The MAC/CCB, situated adjacent to the Jerónimos Monastery, is a prestigious museum known for its exceptional display of modern and contemporary art. Originally known as the Berardo Collection Museum, it boasts a world-class collection primarily amassed by the renowned businessman Joe Berardo. The museum proudly houses an extensive array of artwork from prominent European & American artists, including well-known names like Picasso, Paula Rego, Magritte, Roy Lichtenstein and Andy Warhol.
11. Amoreiras 360º
The Amoreiras 360º is a group of striking glass postmodern towers that stirred controversy when they emerged on Lisbon’s skyline in 1985. However, despite the initial scepticism, their shopping mall swiftly became the city’s favourite retail haven. Although newer and larger malls have since entered the scene, Amoreiras retains its allure as a must-visit destination, mainly due to its exceptional feature—an observation deck perched atop one of the towers.
12. Rua Augusta Arch

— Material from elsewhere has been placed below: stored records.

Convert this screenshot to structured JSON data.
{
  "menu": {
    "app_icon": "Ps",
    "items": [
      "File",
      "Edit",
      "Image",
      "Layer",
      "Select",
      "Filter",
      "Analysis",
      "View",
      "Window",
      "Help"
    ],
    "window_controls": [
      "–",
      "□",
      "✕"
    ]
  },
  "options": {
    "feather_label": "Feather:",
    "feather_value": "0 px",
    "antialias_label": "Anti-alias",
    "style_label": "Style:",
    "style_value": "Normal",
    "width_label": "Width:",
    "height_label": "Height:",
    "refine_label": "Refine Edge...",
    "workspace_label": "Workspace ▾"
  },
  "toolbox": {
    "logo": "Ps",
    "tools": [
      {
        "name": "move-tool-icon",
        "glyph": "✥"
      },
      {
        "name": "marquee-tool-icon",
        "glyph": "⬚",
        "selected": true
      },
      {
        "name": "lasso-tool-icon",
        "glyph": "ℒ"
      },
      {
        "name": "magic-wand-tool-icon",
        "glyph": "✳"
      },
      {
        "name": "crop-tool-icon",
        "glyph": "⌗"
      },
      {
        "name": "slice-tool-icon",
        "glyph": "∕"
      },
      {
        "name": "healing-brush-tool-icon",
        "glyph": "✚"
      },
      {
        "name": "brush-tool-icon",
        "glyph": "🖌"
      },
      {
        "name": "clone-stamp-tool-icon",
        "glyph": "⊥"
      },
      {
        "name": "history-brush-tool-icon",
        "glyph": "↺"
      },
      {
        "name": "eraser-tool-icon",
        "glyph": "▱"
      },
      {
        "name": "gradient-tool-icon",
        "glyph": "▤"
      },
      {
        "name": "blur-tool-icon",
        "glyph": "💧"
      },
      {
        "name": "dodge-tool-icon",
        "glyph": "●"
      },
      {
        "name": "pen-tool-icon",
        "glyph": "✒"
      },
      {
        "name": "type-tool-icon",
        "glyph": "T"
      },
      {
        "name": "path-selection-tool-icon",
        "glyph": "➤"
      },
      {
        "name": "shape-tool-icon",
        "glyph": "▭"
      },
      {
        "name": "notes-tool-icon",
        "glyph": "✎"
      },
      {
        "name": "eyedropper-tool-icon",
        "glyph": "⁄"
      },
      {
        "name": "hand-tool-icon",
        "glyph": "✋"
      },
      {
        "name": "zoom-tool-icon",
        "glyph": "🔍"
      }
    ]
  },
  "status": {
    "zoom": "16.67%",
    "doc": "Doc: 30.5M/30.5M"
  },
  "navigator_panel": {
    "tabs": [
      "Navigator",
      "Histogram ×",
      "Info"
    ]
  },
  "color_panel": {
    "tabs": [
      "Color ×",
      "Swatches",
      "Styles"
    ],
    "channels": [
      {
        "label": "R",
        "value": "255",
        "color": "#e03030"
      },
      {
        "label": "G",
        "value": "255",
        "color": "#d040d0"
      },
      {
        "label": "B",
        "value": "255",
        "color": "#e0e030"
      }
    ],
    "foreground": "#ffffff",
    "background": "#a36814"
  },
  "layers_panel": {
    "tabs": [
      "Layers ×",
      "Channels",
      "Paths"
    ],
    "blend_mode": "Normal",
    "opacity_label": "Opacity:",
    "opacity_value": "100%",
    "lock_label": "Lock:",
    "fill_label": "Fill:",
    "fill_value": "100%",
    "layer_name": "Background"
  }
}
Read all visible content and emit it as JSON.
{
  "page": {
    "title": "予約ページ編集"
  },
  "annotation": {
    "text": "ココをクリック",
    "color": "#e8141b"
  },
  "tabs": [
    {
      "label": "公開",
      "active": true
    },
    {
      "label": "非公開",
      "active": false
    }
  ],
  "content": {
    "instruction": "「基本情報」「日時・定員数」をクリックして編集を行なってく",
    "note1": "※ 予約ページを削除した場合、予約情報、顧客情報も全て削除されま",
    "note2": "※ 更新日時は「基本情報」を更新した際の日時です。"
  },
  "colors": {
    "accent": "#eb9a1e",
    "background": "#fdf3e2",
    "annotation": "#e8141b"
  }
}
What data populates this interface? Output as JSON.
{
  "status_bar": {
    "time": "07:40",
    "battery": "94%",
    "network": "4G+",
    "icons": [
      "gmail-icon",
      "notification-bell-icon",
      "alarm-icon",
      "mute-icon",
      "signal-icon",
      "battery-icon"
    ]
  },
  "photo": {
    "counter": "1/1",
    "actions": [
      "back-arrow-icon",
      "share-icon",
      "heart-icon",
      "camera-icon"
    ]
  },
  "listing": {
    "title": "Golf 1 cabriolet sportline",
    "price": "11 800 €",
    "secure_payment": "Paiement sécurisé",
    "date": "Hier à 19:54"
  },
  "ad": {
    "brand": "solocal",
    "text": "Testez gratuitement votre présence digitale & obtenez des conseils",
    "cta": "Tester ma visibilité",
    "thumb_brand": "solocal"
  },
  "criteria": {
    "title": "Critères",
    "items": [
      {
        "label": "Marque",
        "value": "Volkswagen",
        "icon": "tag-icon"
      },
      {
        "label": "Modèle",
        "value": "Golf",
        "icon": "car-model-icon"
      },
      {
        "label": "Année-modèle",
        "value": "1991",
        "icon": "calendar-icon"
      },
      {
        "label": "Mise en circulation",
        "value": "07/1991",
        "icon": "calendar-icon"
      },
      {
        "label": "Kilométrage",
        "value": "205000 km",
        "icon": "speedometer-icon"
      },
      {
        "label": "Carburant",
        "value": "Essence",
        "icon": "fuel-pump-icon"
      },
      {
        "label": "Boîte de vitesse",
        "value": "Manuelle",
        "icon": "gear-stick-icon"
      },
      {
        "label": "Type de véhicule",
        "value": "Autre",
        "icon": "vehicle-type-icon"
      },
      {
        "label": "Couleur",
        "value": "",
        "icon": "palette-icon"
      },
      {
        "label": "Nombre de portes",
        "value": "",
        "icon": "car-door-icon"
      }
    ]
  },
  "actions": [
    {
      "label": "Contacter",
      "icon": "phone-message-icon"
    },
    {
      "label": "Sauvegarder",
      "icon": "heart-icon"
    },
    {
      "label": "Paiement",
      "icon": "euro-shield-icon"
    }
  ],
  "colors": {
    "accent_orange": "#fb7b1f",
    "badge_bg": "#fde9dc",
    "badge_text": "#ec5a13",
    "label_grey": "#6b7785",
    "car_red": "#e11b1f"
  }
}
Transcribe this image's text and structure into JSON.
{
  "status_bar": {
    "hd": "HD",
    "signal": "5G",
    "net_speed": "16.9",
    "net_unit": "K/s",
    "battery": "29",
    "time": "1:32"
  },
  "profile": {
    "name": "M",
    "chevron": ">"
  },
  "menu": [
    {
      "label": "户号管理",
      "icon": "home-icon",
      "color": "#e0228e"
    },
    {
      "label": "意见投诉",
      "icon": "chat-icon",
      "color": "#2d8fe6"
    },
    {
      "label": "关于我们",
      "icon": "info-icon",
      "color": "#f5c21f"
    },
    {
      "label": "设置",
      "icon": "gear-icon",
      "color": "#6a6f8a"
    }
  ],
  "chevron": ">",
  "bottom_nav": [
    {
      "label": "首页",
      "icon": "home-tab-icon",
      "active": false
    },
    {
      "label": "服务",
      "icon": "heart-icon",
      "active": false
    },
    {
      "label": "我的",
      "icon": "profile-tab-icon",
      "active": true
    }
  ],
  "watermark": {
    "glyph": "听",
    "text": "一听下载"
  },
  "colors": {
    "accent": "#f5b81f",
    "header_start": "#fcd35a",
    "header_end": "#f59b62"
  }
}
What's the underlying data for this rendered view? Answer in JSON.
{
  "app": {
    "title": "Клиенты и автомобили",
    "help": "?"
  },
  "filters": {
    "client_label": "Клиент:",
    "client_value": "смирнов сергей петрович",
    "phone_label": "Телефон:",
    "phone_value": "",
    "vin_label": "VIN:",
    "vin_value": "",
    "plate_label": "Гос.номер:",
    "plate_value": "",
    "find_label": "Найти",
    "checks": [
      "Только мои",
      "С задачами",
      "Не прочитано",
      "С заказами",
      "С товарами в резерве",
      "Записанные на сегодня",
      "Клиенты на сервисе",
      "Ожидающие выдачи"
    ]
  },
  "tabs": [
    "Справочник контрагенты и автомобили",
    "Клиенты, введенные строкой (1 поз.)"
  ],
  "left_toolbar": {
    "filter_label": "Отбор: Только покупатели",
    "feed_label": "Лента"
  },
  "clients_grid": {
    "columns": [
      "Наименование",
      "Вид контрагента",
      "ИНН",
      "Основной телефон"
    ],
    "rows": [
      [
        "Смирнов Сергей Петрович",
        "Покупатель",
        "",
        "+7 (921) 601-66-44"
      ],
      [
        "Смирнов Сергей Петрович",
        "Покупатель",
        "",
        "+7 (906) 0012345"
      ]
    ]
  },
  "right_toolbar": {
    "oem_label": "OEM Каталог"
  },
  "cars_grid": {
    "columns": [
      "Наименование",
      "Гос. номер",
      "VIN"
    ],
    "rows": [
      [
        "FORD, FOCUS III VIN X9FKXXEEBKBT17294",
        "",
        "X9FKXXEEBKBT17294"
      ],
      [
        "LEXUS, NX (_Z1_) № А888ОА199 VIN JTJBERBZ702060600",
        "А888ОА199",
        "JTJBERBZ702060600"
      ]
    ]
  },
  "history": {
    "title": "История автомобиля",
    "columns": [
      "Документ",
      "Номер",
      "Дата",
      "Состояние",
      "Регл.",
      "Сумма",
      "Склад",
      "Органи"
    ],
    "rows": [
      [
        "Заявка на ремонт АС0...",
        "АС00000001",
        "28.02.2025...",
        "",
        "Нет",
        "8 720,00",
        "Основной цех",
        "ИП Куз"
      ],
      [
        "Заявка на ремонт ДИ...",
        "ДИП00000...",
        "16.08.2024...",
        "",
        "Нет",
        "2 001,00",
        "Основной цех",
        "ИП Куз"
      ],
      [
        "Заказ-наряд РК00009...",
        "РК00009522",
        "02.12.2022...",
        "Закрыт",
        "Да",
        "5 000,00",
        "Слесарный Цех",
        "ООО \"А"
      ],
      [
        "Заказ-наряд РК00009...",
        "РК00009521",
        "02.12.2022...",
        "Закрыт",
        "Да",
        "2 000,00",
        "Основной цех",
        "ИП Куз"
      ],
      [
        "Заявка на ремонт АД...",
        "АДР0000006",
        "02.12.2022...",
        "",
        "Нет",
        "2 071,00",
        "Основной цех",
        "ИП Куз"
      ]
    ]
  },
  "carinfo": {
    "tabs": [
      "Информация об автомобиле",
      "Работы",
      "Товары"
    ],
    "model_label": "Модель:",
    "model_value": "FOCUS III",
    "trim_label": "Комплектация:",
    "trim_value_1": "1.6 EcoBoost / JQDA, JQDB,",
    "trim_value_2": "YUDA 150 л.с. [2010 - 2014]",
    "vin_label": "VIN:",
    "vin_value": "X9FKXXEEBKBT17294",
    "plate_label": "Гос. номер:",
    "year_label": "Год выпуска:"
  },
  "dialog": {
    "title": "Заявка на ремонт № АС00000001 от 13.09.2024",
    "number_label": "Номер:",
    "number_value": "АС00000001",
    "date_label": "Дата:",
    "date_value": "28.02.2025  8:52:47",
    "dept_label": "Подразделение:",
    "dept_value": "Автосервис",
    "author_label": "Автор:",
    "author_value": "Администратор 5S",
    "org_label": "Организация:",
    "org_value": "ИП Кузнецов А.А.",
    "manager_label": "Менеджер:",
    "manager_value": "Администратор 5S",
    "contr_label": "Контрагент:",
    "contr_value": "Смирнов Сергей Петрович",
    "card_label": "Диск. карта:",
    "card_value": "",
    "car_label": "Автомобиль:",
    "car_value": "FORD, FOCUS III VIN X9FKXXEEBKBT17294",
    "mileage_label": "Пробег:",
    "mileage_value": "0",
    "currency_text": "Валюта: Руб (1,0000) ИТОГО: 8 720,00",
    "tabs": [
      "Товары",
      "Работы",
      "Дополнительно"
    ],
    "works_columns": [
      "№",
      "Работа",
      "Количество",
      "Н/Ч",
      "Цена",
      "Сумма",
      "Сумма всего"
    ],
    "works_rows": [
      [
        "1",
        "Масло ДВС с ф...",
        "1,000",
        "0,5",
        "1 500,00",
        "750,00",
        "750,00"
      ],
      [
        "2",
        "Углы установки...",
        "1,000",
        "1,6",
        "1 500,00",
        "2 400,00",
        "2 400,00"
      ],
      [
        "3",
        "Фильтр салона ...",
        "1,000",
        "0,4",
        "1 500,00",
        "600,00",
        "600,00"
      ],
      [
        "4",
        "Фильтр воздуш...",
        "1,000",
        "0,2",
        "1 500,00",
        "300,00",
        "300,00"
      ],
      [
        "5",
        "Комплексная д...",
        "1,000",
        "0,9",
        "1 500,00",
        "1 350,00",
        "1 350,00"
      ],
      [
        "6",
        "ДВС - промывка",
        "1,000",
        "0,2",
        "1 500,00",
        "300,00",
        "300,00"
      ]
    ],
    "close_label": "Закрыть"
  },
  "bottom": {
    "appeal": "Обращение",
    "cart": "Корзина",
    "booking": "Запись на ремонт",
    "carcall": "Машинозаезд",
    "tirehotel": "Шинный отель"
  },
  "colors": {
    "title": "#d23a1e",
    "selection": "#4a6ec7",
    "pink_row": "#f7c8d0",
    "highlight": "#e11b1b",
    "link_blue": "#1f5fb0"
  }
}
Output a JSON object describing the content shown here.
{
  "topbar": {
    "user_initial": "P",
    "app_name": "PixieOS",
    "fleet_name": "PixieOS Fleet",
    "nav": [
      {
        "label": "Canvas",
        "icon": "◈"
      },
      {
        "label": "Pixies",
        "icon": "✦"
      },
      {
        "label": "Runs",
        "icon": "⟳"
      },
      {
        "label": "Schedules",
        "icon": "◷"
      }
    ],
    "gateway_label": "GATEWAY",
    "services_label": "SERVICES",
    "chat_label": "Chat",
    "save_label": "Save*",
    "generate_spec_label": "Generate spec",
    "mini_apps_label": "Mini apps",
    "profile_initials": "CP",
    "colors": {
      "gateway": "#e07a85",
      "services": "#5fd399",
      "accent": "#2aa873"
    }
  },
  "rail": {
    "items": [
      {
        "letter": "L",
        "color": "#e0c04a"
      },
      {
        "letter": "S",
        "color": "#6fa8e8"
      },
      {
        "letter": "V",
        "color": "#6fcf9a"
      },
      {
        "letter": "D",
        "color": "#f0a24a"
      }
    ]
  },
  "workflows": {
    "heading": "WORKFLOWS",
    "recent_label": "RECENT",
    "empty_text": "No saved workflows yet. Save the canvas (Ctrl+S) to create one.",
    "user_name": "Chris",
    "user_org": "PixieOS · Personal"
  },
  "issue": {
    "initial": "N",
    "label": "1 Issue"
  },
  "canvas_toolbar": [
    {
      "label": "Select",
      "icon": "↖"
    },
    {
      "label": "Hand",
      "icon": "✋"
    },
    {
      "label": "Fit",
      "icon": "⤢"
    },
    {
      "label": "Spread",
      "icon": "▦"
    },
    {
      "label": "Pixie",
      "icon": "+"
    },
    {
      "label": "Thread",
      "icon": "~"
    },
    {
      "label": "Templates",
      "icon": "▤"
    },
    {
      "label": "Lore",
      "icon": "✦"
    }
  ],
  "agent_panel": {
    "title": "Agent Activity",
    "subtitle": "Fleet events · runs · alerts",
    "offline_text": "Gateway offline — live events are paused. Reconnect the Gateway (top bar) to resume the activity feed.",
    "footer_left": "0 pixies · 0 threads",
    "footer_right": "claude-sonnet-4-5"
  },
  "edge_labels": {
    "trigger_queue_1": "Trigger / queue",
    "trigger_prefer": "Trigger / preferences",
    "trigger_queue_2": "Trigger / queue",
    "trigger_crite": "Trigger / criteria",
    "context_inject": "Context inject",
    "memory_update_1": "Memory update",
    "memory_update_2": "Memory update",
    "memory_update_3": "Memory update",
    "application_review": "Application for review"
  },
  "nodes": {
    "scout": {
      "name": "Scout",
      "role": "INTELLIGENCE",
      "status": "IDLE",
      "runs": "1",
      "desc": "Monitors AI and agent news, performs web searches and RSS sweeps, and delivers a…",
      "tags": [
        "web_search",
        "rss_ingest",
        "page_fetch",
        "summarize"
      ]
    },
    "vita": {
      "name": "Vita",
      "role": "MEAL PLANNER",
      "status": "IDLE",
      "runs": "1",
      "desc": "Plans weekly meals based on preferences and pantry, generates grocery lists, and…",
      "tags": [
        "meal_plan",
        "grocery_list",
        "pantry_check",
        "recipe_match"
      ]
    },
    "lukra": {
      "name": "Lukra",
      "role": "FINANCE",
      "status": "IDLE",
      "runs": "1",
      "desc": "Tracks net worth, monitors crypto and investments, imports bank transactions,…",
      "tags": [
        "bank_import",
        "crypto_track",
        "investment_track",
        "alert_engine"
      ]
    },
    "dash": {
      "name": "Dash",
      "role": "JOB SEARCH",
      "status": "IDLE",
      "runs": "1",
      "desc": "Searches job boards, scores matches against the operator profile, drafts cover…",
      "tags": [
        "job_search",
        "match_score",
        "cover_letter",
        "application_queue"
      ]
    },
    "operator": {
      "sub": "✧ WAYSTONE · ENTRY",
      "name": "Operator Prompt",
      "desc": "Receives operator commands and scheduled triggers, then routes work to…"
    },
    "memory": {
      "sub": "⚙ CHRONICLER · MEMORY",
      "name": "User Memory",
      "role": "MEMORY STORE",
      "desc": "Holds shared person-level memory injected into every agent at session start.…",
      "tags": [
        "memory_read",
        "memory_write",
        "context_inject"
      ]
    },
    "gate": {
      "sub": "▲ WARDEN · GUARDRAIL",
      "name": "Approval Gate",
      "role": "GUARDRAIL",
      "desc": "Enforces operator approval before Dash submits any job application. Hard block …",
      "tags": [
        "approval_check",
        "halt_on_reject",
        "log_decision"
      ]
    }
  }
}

The Rua Augusta Arch, a magnificent triumphal arch that once greeted travellers arriving in Lisbon by sea, now stands as a captivating vantage point for visitors. From its elevated position, one can behold one of the city’s most breathtaking views. As you ascend to the top, the colossal sculptures at its base provide a sense of awe, and from there, you are treated to a birds-eye perspective of some of Lisbon’s most iconic landmarks. The arch offers an unparalleled view of Lisbon’s grandest square, which gracefully opens up to the majestic river.
13. Pink Street
Known by its vibrant nickname, “Pink Street,” this lively pedestrian thoroughfare is officially named Rua Nova do Carvalho on the city map. Despite its modest size, Pink Street reigns as the bustling epicentre of Lisbon’s nightlife. It earned recognition from esteemed publications like The New York Times, which listed it among their “12 favourite streets in Europe.” This street comes alive each night with a vibrant street party that attracts a lively mix of locals and tourists.
14. Edward VII Park
Edward VII Park is a place of natural beauty and a cherished cultural and recreational hub for locals and tourists. The park’s design features symmetrical box hedging that artfully directs the gaze towards the flowing river, adding to the allure of the landscape. A captivating pavilion adorned with exquisite tiles is a magnificent focal point at one end of the park. This charming pavilion plays host to a variety of special events. On the opposite side, visitors can discover a tranquil oasis adorned with small lakes and a mesmerizing greenhouse.
Blessed with abundant sunshine and mild temperatures, Lisbon offers many places to bask in the coastal charm. One of the city’s most extraordinary features is its proximity to several stunning beaches, making it a true gem among European cities. Heading south, a stretch of sandy shores awaits, catering to every beach lover’s desire. The options are diverse and captivating, from seaside bars exuding a vibrant atmosphere to thrilling surf spots that draw water sports enthusiasts and even secluded spots and beaches for those seeking more intimate experiences.
In conclusion, Lisbon promises a mesmerizing and unforgettable experience for visitors from around the globe. From the iconic historical landmarks that witness the city’s maritime glory to the modern architectural marvels, every corner of Lisbon tells a captivating tale of heritage and innovation.
As traveler’s explore the vibrant streets, indulge in delectable cuisine, and immerse themselves in the city’s unique blend of tradition and progress, Lisbon unfolds its magic, leaving an indelible mark on their hearts.